The new venture opened its doors a couple of weeks back but the first beers from the brewery were not ready in time for that and their launch date was announced as 6 September. So it was that yesterday found me marching up to the top of the hill (I lie – I took the bus), and part way down again, to the Bull. The exterior looked spick and span with some tables and parasols on the raised patio out front. Inside was clean and uncluttered with bare boards and a cool, but not sterile, contemporary feel. Upstairs, two more interconnected, spacious rooms continued the theme. Having eaten before going out, I did not try the food, which looked to have an American slant – the menu included such items as sliders, fish tacos and pulled pork.
But, enough of all that, what of the beer? There were five handpumps (or was it four, I forget) on the bar, a number of “craft” kegs and a solid bottled beer list. Beers from Odell, Fyne Ales, Kirkstall, Oakham, Offbeat and Thornbridge, amongst others, have already been through the taps. When I arrived the handpumps included their own Beer Street and a house beer made by Redemption. I don’t know whether the latter will be a permanent feature or was just a stopgap until their own beers came on stream. Before long a firkin of their second beer, Nervous Energy, was tapped by Steve, the brewer, and generous free samples dispensed. Nervous Energy then joined the other beers on handpump on the bar. I meant to have a longer chat to Steve but I never got round to it so I don't know his brewing background. What I do know is that he was previously with Dan as cellarman at the White Horse.
Somewhat surprisingly, given the proliferation of new breweries in recent times, the Bull has managed to bag the name London Brewing Co, which must be something of a coup in itself. The Beer Street was a 4.0% amber, traditionally styled bitter with plenty of robust, earthy bitterness and a firm, slightly minerally mouthfeel. Straightforward and pleasantly drinkable although the backing malts perhaps felt a little raw. The Nervous Energy was a 4.8% golden American Pale Ale using Cascade and US Brewers Gold hops, also with plenty of bitterness, a spicy edge, that firm minerally mouthfeel again and a twist of grapefruit on the finish. The gravity-dispensed sample was a touch short of condition but hand pumped version was more lively, although a touch more aroma hopping would not have gone amiss. As the first beers out of the brew house, these are no doubt, to some extent, something of a work-in-progress but are a decent, solid foundation.
Clearly, given the location and the background, the Bull has the potential to become “Sloaney North” but the OK-yah element was not too much in evidence yesterday.

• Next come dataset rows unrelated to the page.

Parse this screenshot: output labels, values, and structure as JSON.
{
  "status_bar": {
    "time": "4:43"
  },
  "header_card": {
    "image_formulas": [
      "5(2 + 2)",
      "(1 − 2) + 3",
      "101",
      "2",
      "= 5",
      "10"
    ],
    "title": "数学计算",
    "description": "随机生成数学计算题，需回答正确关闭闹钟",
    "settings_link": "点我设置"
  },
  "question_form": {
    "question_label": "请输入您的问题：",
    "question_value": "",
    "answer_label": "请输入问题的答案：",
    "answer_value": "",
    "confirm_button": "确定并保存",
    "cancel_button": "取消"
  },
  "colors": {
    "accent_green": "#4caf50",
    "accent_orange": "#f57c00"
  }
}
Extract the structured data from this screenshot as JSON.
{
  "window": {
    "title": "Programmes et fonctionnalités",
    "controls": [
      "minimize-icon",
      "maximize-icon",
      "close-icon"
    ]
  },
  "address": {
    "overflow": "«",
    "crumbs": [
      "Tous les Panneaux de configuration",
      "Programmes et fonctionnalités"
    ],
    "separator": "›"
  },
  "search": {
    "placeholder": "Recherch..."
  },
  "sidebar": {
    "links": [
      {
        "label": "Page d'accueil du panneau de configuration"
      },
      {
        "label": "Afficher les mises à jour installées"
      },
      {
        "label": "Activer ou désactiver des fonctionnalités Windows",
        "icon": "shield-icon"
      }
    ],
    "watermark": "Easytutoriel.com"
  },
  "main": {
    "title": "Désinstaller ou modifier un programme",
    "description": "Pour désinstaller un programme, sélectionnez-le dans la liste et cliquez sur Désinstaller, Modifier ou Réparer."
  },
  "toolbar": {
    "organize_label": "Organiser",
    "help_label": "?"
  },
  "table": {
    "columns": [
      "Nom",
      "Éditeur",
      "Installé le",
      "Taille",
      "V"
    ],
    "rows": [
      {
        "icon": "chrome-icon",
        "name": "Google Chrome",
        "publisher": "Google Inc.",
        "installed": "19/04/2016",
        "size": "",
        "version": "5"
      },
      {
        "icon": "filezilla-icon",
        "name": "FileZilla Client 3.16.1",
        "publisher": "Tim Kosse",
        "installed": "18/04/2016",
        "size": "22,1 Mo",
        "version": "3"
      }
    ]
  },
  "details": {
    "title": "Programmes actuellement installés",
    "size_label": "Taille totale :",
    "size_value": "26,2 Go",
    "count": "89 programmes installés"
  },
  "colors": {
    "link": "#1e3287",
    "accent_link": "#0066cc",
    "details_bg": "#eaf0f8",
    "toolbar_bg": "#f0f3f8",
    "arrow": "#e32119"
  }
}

This was a very enjoyable and convivial first visit and I wish Dan, Steve & the rest of the team all the best for the future. I’m sure I’ll be back before too long.
13 North Hill, Highgate, London N6 4AB
Highgate tube or various buses
0208 341 0510
Posted by chriso at 18:29